What do you think you will take away from the experience?
Rhys: Given that I’m keen to continue my studies after my undergrad, the placement has offered an interesting insight in to real-world academic research and some of the processes and procedures involved. I’m interested perhaps in following up some historical themes in my postgrad studies, so the placement has given me some sense of how that might be done.
Sam: I have found the placement really interesting, both from a historical perspective, but also from a geographical one, as the letters reveal many dealings, some dark, which give an idea of how imperialistic mindsets have shaped both the way we view the past, but also the way in which their practices have led to the world we live in today. For example, how the events around the time of these letters have led to the complex chain in the flow of commodities in the sugar industry that we see today. In practice this has led to sugar becoming a well-travelled and complex globalised commodity that has become embedded in our everyday lifestyle. I find it fascinating to think that this all began with people like William Macintosh.

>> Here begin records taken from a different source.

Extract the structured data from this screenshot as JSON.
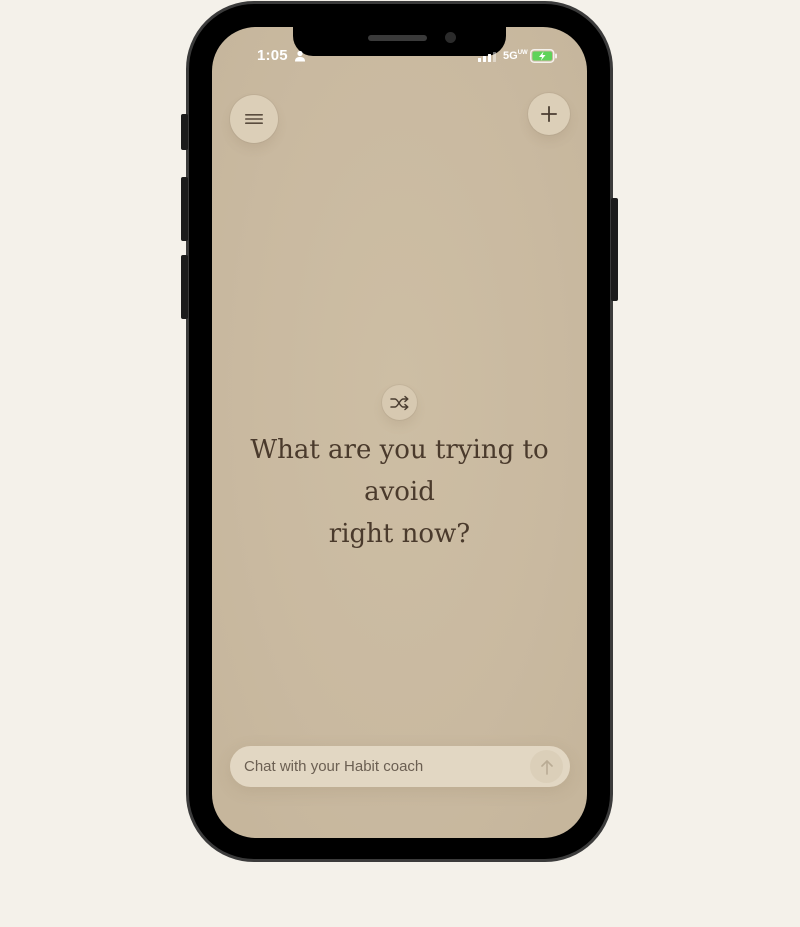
{
  "status_bar": {
    "time": "1:05",
    "network": "5G",
    "network_suffix": "UW"
  },
  "header": {
    "menu_icon": "menu-icon",
    "add_icon": "plus-icon"
  },
  "main": {
    "shuffle_icon": "shuffle-icon",
    "prompt_line1": "What are you trying to avoid",
    "prompt_line2": "right now?"
  },
  "chat": {
    "placeholder": "Chat with your Habit coach",
    "send_icon": "arrow-up-icon"
  },
  "colors": {
    "page_background": "#f4f1ea",
    "screen_background": "#c9b9a0",
    "button_background": "#dccfb8",
    "prompt_text": "#4a3a2c",
    "battery_green": "#5fd35a"
  }
}
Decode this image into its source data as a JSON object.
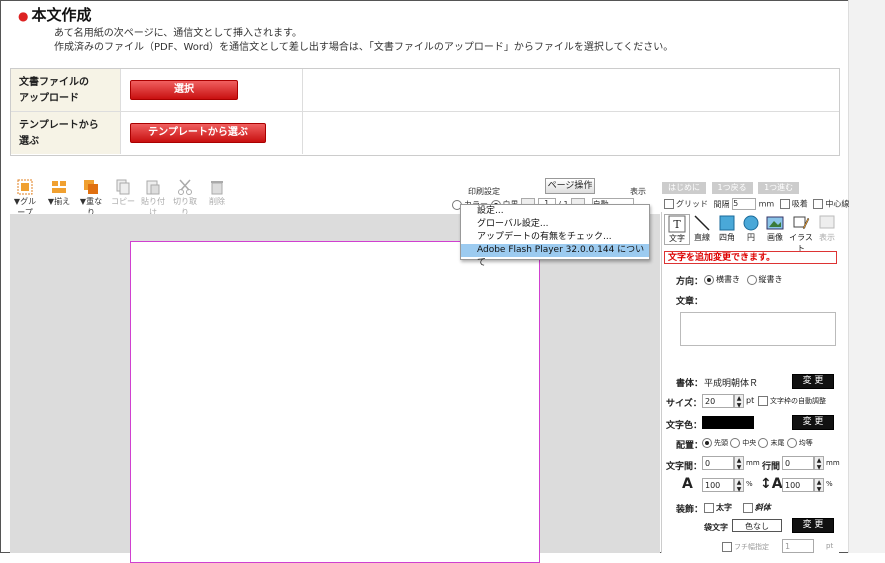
{
  "header": {
    "title": "本文作成",
    "desc1": "あて名用紙の次ページに、通信文として挿入されます。",
    "desc2": "作成済みのファイル（PDF、Word）を通信文として差し出す場合は、「文書ファイルのアップロード」からファイルを選択してください。"
  },
  "upload": {
    "row1_label": "文書ファイルの\nアップロード",
    "row1_btn": "選択",
    "row2_label": "テンプレートから\n選ぶ",
    "row2_btn": "テンプレートから選ぶ"
  },
  "toolbar": {
    "group": "▼グループ",
    "align": "▼揃え",
    "overlap": "▼重なり",
    "copy": "コピー",
    "paste": "貼り付け",
    "cut": "切り取り",
    "delete": "削除",
    "print_setting": "印刷設定",
    "page_op": "ページ操作",
    "display": "表示",
    "color": "カラー",
    "mono": "白黒",
    "page_cur": "1",
    "page_sep": "/",
    "page_total": "1",
    "zoom": "自動",
    "nav_first": "はじめに",
    "nav_back": "1つ戻る",
    "nav_next": "1つ進む",
    "grid": "グリッド",
    "interval": "間隔",
    "interval_val": "5",
    "unit_mm": "mm",
    "snap": "吸着",
    "center": "中心線"
  },
  "context_menu": {
    "items": [
      "設定...",
      "グローバル設定...",
      "アップデートの有無をチェック...",
      "Adobe Flash Player 32.0.0.144 について"
    ]
  },
  "panel": {
    "tabs": [
      "文字",
      "直線",
      "四角",
      "円",
      "画像",
      "イラスト",
      "表示"
    ],
    "notice": "文字を追加変更できます。",
    "direction_label": "方向：",
    "dir_h": "横書き",
    "dir_v": "縦書き",
    "text_label": "文章：",
    "font_label": "書体：",
    "font_value": "平成明朝体Ｒ",
    "change": "変 更",
    "size_label": "サイズ：",
    "size_value": "20",
    "size_unit": "pt",
    "auto_fit": "文字枠の自動調整",
    "color_label": "文字色：",
    "align_label": "配置：",
    "align_start": "先頭",
    "align_center": "中央",
    "align_end": "末尾",
    "align_even": "均等",
    "char_space_label": "文字間：",
    "char_space_value": "0",
    "line_space_label": "行間",
    "line_space_value": "0",
    "unit_mm": "mm",
    "scale_h": "100",
    "scale_v": "100",
    "pct": "%",
    "deco_label": "装飾：",
    "bold": "太字",
    "italic": "斜体",
    "outline_label": "袋文字",
    "outline_value": "色なし",
    "edge_label": "フチ幅指定",
    "edge_value": "1",
    "edge_unit": "pt"
  }
}
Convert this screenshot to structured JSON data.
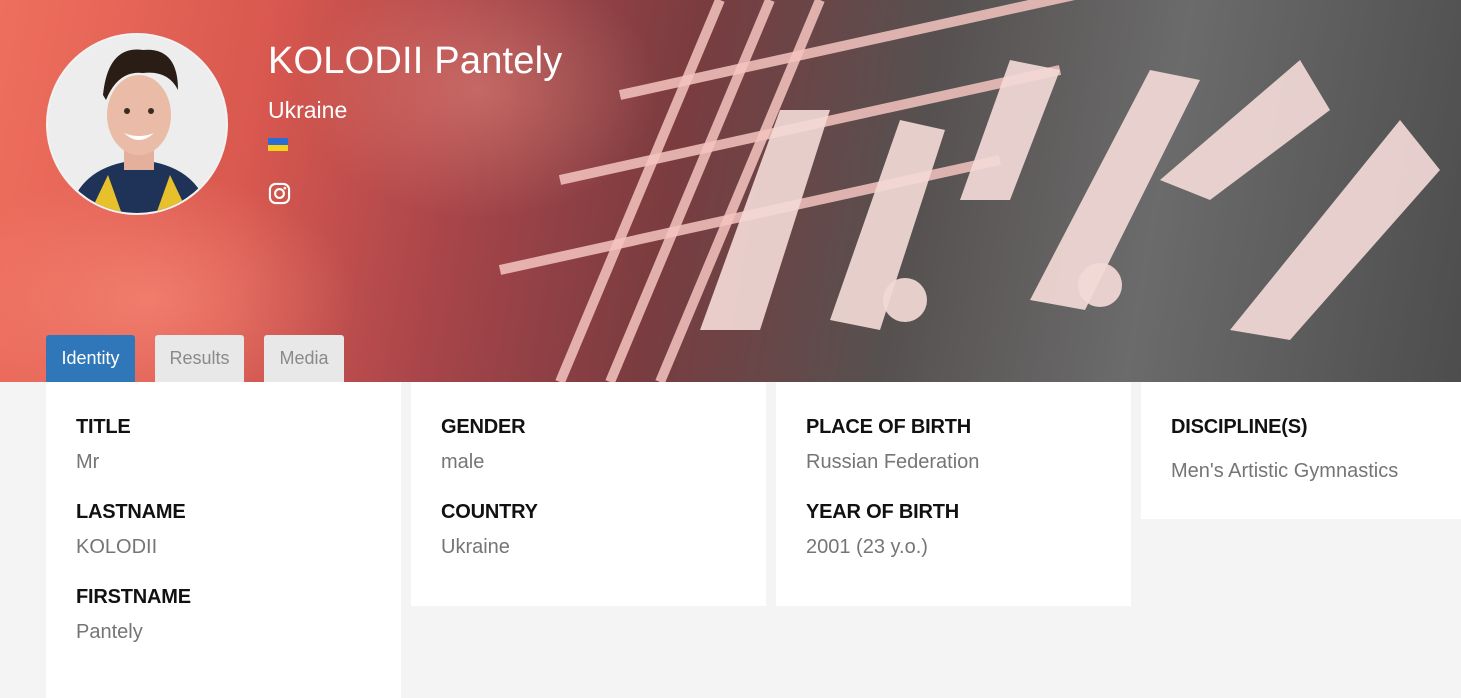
{
  "athlete": {
    "name": "KOLODII Pantely",
    "country": "Ukraine",
    "flag_colors": {
      "top": "#2d6cd2",
      "bottom": "#f6d11a"
    }
  },
  "social": {
    "icon": "instagram-icon"
  },
  "tabs": [
    {
      "label": "Identity",
      "active": true
    },
    {
      "label": "Results",
      "active": false
    },
    {
      "label": "Media",
      "active": false
    }
  ],
  "identity": {
    "title": {
      "label": "TITLE",
      "value": "Mr"
    },
    "lastname": {
      "label": "LASTNAME",
      "value": "KOLODII"
    },
    "firstname": {
      "label": "FIRSTNAME",
      "value": "Pantely"
    },
    "gender": {
      "label": "GENDER",
      "value": "male"
    },
    "country": {
      "label": "COUNTRY",
      "value": "Ukraine"
    },
    "place_of_birth": {
      "label": "PLACE OF BIRTH",
      "value": "Russian Federation"
    },
    "year_of_birth": {
      "label": "YEAR OF BIRTH",
      "value": "2001 (23 y.o.)"
    },
    "disciplines": {
      "label": "DISCIPLINE(S)",
      "value": "Men's Artistic Gymnastics"
    }
  },
  "colors": {
    "accent": "#2f77b8",
    "tab_inactive_bg": "#e8e8e8",
    "page_bg": "#f4f4f4"
  }
}
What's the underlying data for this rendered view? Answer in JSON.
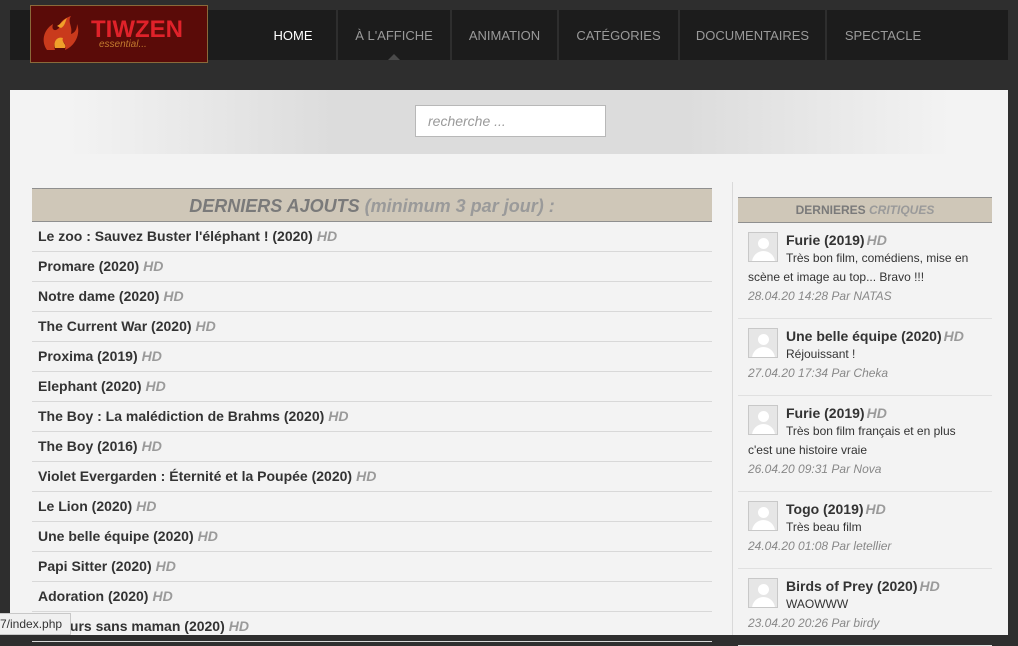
{
  "brand": {
    "title": "TIWZEN",
    "subtitle": "essential..."
  },
  "nav": [
    {
      "label": "HOME",
      "active": true
    },
    {
      "label": "À L'AFFICHE"
    },
    {
      "label": "ANIMATION"
    },
    {
      "label": "CATÉGORIES"
    },
    {
      "label": "DOCUMENTAIRES"
    },
    {
      "label": "SPECTACLE"
    }
  ],
  "search": {
    "placeholder": "recherche ..."
  },
  "latest": {
    "heading": "DERNIERS AJOUTS",
    "heading_sub": "(minimum 3 par jour) :",
    "items": [
      {
        "title": "Le zoo : Sauvez Buster l'éléphant ! (2020)",
        "badge": "HD"
      },
      {
        "title": "Promare (2020)",
        "badge": "HD"
      },
      {
        "title": "Notre dame (2020)",
        "badge": "HD"
      },
      {
        "title": "The Current War (2020)",
        "badge": "HD"
      },
      {
        "title": "Proxima (2019)",
        "badge": "HD"
      },
      {
        "title": "Elephant (2020)",
        "badge": "HD"
      },
      {
        "title": "The Boy : La malédiction de Brahms (2020)",
        "badge": "HD"
      },
      {
        "title": "The Boy (2016)",
        "badge": "HD"
      },
      {
        "title": "Violet Evergarden : Éternité et la Poupée (2020)",
        "badge": "HD"
      },
      {
        "title": "Le Lion (2020)",
        "badge": "HD"
      },
      {
        "title": "Une belle équipe (2020)",
        "badge": "HD"
      },
      {
        "title": "Papi Sitter (2020)",
        "badge": "HD"
      },
      {
        "title": "Adoration (2020)",
        "badge": "HD"
      },
      {
        "title": "40 jours sans maman (2020)",
        "badge": "HD"
      }
    ]
  },
  "reviews": {
    "heading": "DERNIERES",
    "heading_sub": "CRITIQUES",
    "items": [
      {
        "title": "Furie (2019)",
        "badge": "HD",
        "text": "Très bon film, comédiens, mise en scène et image au top... Bravo !!!",
        "meta": "28.04.20 14:28 Par NATAS"
      },
      {
        "title": "Une belle équipe (2020)",
        "badge": "HD",
        "text": "Réjouissant !",
        "meta": "27.04.20 17:34 Par Cheka"
      },
      {
        "title": "Furie (2019)",
        "badge": "HD",
        "text": "Très bon film français et en plus c'est une histoire vraie",
        "meta": "26.04.20 09:31 Par Nova"
      },
      {
        "title": "Togo (2019)",
        "badge": "HD",
        "text": "Très beau film",
        "meta": "24.04.20 01:08 Par letellier"
      },
      {
        "title": "Birds of Prey (2020)",
        "badge": "HD",
        "text": "WAOWWW",
        "meta": "23.04.20 20:26 Par birdy"
      }
    ]
  },
  "statusbar": {
    "text": "7/index.php"
  }
}
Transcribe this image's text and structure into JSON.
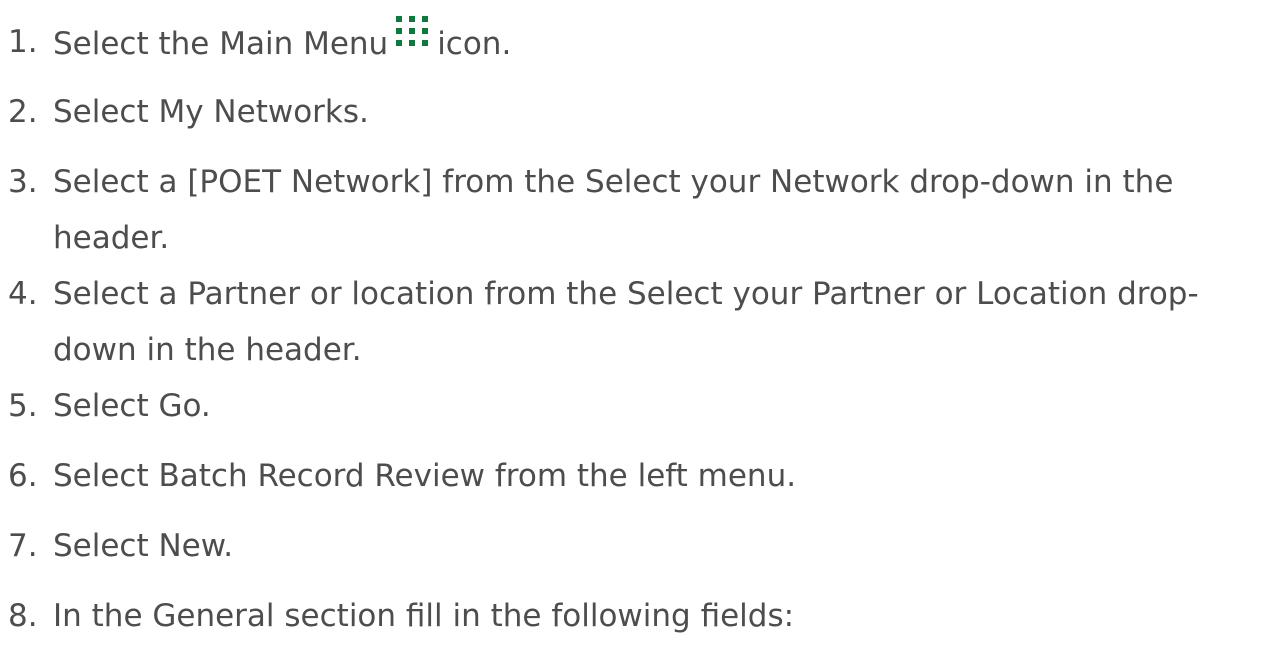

After a busy week of archival and library research I have made good headway in understanding and reconstructing Macintosh’s lost library. Of its c. 70 titles, I have physically inspected around a third (often spanning multiple volumes) and have transcribed about three quarters of the inventory of seized books. The staff at the bibliothèque municipale have been very supportive and encouraging and are keen to explore the possibilities of incorporating my findings into their catalogue or otherwise making Macintosh’s library more visible and accessible.
Perhaps the most surprising discovery this week was the letterbook of Macintosh’s outgoing correspondence that is now housed in the bibliothèque municipale. On this occasion I haven’t had the opportunity to do more than skim (and photograph) the letterbook; it’s large (490 pages) and contains somewhere in the region of 300 letters. The task of reading and distilling those will have to wait for another time.
In some respects, much of the content of Macintosh’s library is unsurprising; there are a range of books relating to India and America, several addressing the trial of Warren Hastings, and a number exploring the topic of revolution. Perhaps more surprising is the almost total absence of travel texts; Vonley’s Voyage en Syrie et en Égypte (1787) being the only example of that genre. Rather more abundant are dictionaries and grammars relating to the Italian language (one of which books Macintosh acquired in Rome in 1790). Quite what he was doing in Rome, and why he appeared to be learning Italian (something that I should be doing at the moment), are, as yet, mysteries.
So, this week has been a real step forward. There is, of course, a huge amount still to do (I’m hoping to come back for a week in October), but I am beginning to feel that I have at least seen where the limits of the primary material lie.